▶ TASK GOAL
Return the data below unchanged. Drop any pictures.
☆ ☆ ☆ ☆ ☆
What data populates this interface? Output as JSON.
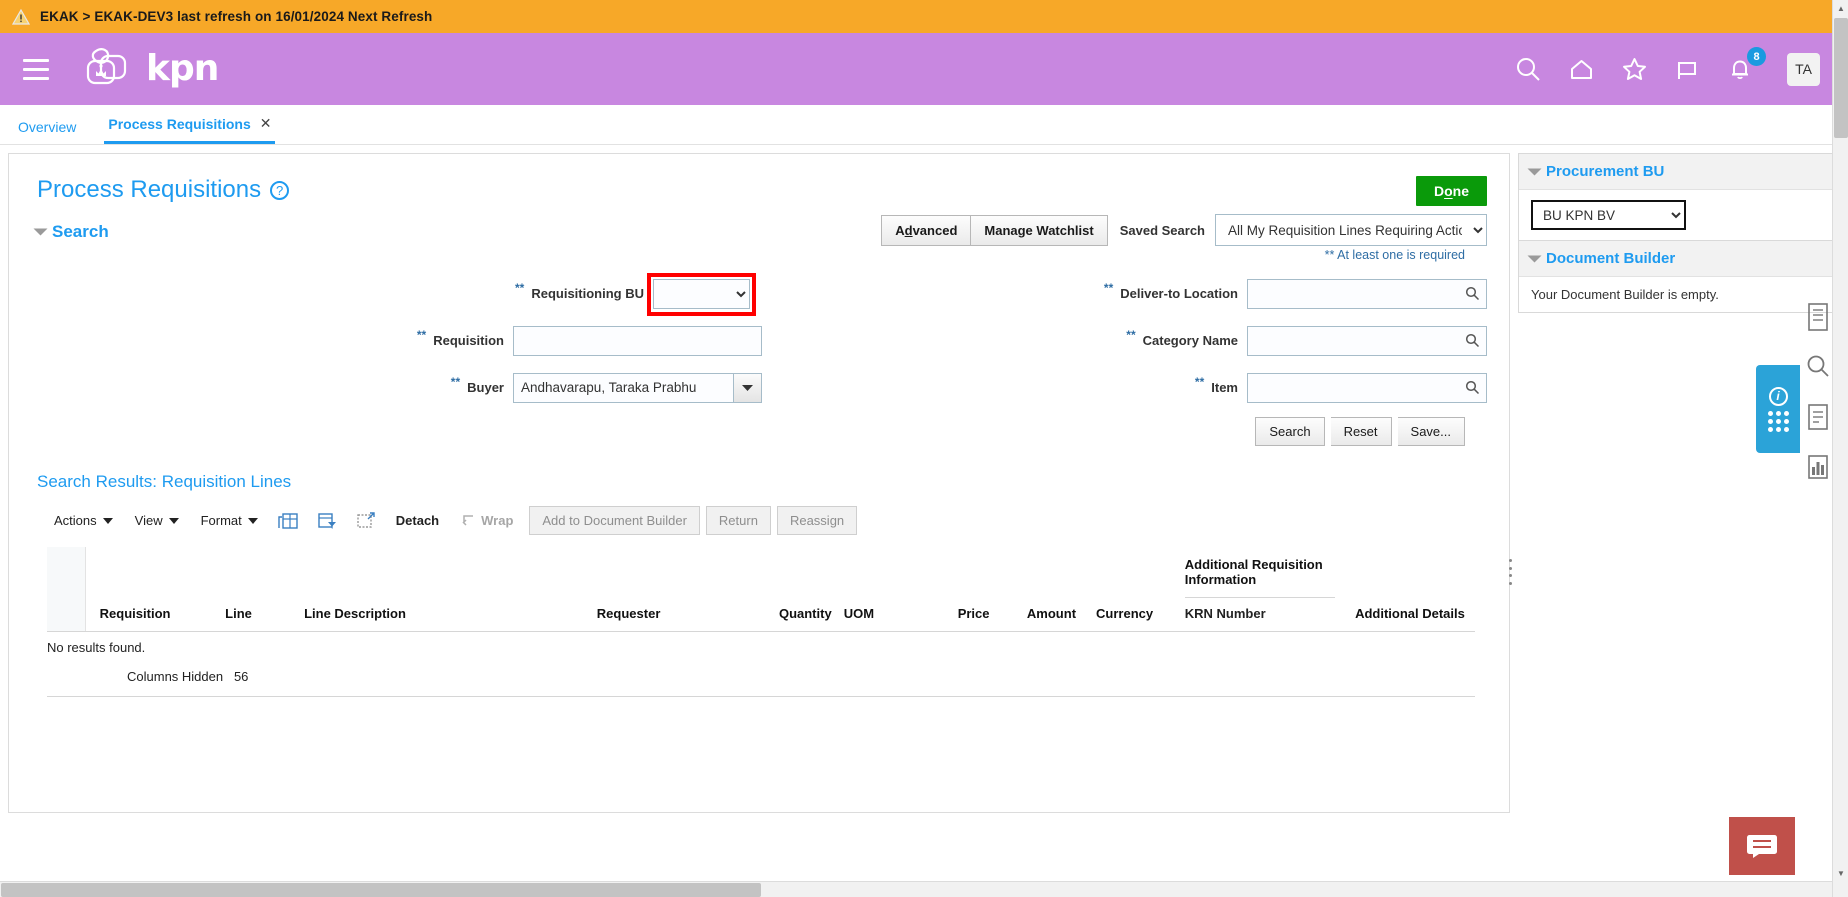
{
  "banner": {
    "icon": "warning-icon",
    "text": "EKAK > EKAK-DEV3 last refresh on 16/01/2024 Next Refresh"
  },
  "header": {
    "menu_icon": "hamburger-menu-icon",
    "logo_text": "kpn",
    "icons": [
      {
        "name": "search-icon"
      },
      {
        "name": "home-icon"
      },
      {
        "name": "favorites-star-icon"
      },
      {
        "name": "flag-icon"
      },
      {
        "name": "notifications-bell-icon",
        "badge": "8"
      }
    ],
    "avatar": "TA",
    "brand_color": "#c887e0",
    "badge_color": "#1a9ae0"
  },
  "tabs": [
    {
      "label": "Overview",
      "active": false
    },
    {
      "label": "Process Requisitions",
      "active": true,
      "close": "✕"
    }
  ],
  "page": {
    "title": "Process Requisitions",
    "help_icon": "help-question-icon",
    "done_label_pre": "D",
    "done_label_key": "o",
    "done_label_post": "ne"
  },
  "search": {
    "section_title": "Search",
    "advanced_pre": "A",
    "advanced_key": "d",
    "advanced_post": "vanced",
    "manage_watchlist": "Manage Watchlist",
    "saved_search_label": "Saved Search",
    "saved_search_value": "All My Requisition Lines Requiring Action",
    "required_note": "** At least one is required",
    "required_mark": "**",
    "left_fields": [
      {
        "label": "Requisitioning BU",
        "type": "select",
        "value": "",
        "highlight": true
      },
      {
        "label": "Requisition",
        "type": "text",
        "value": ""
      },
      {
        "label": "Buyer",
        "type": "combo",
        "value": "Andhavarapu, Taraka Prabhu"
      }
    ],
    "right_fields": [
      {
        "label": "Deliver-to Location",
        "type": "lov",
        "value": ""
      },
      {
        "label": "Category Name",
        "type": "lov",
        "value": ""
      },
      {
        "label": "Item",
        "type": "lov",
        "value": ""
      }
    ],
    "actions": [
      "Search",
      "Reset",
      "Save..."
    ]
  },
  "results": {
    "title": "Search Results: Requisition Lines",
    "toolbar": {
      "menus": [
        "Actions",
        "View",
        "Format"
      ],
      "icons": [
        {
          "name": "freeze-columns-icon"
        },
        {
          "name": "detach-filter-icon"
        },
        {
          "name": "detach-icon"
        }
      ],
      "detach": "Detach",
      "wrap": "Wrap",
      "wrap_icon": "wrap-icon",
      "buttons": [
        "Add to Document Builder",
        "Return",
        "Reassign"
      ]
    },
    "columns": [
      "Requisition",
      "Line",
      "Line Description",
      "Requester",
      "Quantity",
      "UOM",
      "Price",
      "Amount",
      "Currency"
    ],
    "group_column": "Additional Requisition Information",
    "group_subcolumn": "KRN Number",
    "last_column": "Additional Details",
    "empty_message": "No results found.",
    "columns_hidden_label": "Columns Hidden",
    "columns_hidden_count": "56"
  },
  "side": {
    "procurement_bu": {
      "title": "Procurement BU",
      "value": "BU KPN BV"
    },
    "document_builder": {
      "title": "Document Builder",
      "message": "Your Document Builder is empty."
    }
  },
  "rail": {
    "icons": [
      {
        "name": "document-icon"
      },
      {
        "name": "search-panel-icon"
      },
      {
        "name": "notes-icon"
      },
      {
        "name": "analytics-bar-icon"
      }
    ],
    "card_icon": "info-apps-icon"
  },
  "chat": {
    "icon": "chat-bubble-icon",
    "color": "#c0504a"
  }
}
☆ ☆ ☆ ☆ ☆
▶ YOUR RESPONSE
What data populates this interface? Output as JSON.
{
  "banner": {
    "icon": "warning-icon",
    "text": "EKAK > EKAK-DEV3 last refresh on 16/01/2024 Next Refresh"
  },
  "header": {
    "menu_icon": "hamburger-menu-icon",
    "logo_text": "kpn",
    "icons": [
      {
        "name": "search-icon"
      },
      {
        "name": "home-icon"
      },
      {
        "name": "favorites-star-icon"
      },
      {
        "name": "flag-icon"
      },
      {
        "name": "notifications-bell-icon",
        "badge": "8"
      }
    ],
    "avatar": "TA",
    "brand_color": "#c887e0",
    "badge_color": "#1a9ae0"
  },
  "tabs": [
    {
      "label": "Overview",
      "active": false
    },
    {
      "label": "Process Requisitions",
      "active": true,
      "close": "✕"
    }
  ],
  "page": {
    "title": "Process Requisitions",
    "help_icon": "help-question-icon",
    "done_label_pre": "D",
    "done_label_key": "o",
    "done_label_post": "ne"
  },
  "search": {
    "section_title": "Search",
    "advanced_pre": "A",
    "advanced_key": "d",
    "advanced_post": "vanced",
    "manage_watchlist": "Manage Watchlist",
    "saved_search_label": "Saved Search",
    "saved_search_value": "All My Requisition Lines Requiring Action",
    "required_note": "** At least one is required",
    "required_mark": "**",
    "left_fields": [
      {
        "label": "Requisitioning BU",
        "type": "select",
        "value": "",
        "highlight": true
      },
      {
        "label": "Requisition",
        "type": "text",
        "value": ""
      },
      {
        "label": "Buyer",
        "type": "combo",
        "value": "Andhavarapu, Taraka Prabhu"
      }
    ],
    "right_fields": [
      {
        "label": "Deliver-to Location",
        "type": "lov",
        "value": ""
      },
      {
        "label": "Category Name",
        "type": "lov",
        "value": ""
      },
      {
        "label": "Item",
        "type": "lov",
        "value": ""
      }
    ],
    "actions": [
      "Search",
      "Reset",
      "Save..."
    ]
  },
  "results": {
    "title": "Search Results: Requisition Lines",
    "toolbar": {
      "menus": [
        "Actions",
        "View",
        "Format"
      ],
      "icons": [
        {
          "name": "freeze-columns-icon"
        },
        {
          "name": "detach-filter-icon"
        },
        {
          "name": "detach-icon"
        }
      ],
      "detach": "Detach",
      "wrap": "Wrap",
      "wrap_icon": "wrap-icon",
      "buttons": [
        "Add to Document Builder",
        "Return",
        "Reassign"
      ]
    },
    "columns": [
      "Requisition",
      "Line",
      "Line Description",
      "Requester",
      "Quantity",
      "UOM",
      "Price",
      "Amount",
      "Currency"
    ],
    "group_column": "Additional Requisition Information",
    "group_subcolumn": "KRN Number",
    "last_column": "Additional Details",
    "empty_message": "No results found.",
    "columns_hidden_label": "Columns Hidden",
    "columns_hidden_count": "56"
  },
  "side": {
    "procurement_bu": {
      "title": "Procurement BU",
      "value": "BU KPN BV"
    },
    "document_builder": {
      "title": "Document Builder",
      "message": "Your Document Builder is empty."
    }
  },
  "rail": {
    "icons": [
      {
        "name": "document-icon"
      },
      {
        "name": "search-panel-icon"
      },
      {
        "name": "notes-icon"
      },
      {
        "name": "analytics-bar-icon"
      }
    ],
    "card_icon": "info-apps-icon"
  },
  "chat": {
    "icon": "chat-bubble-icon",
    "color": "#c0504a"
  }
}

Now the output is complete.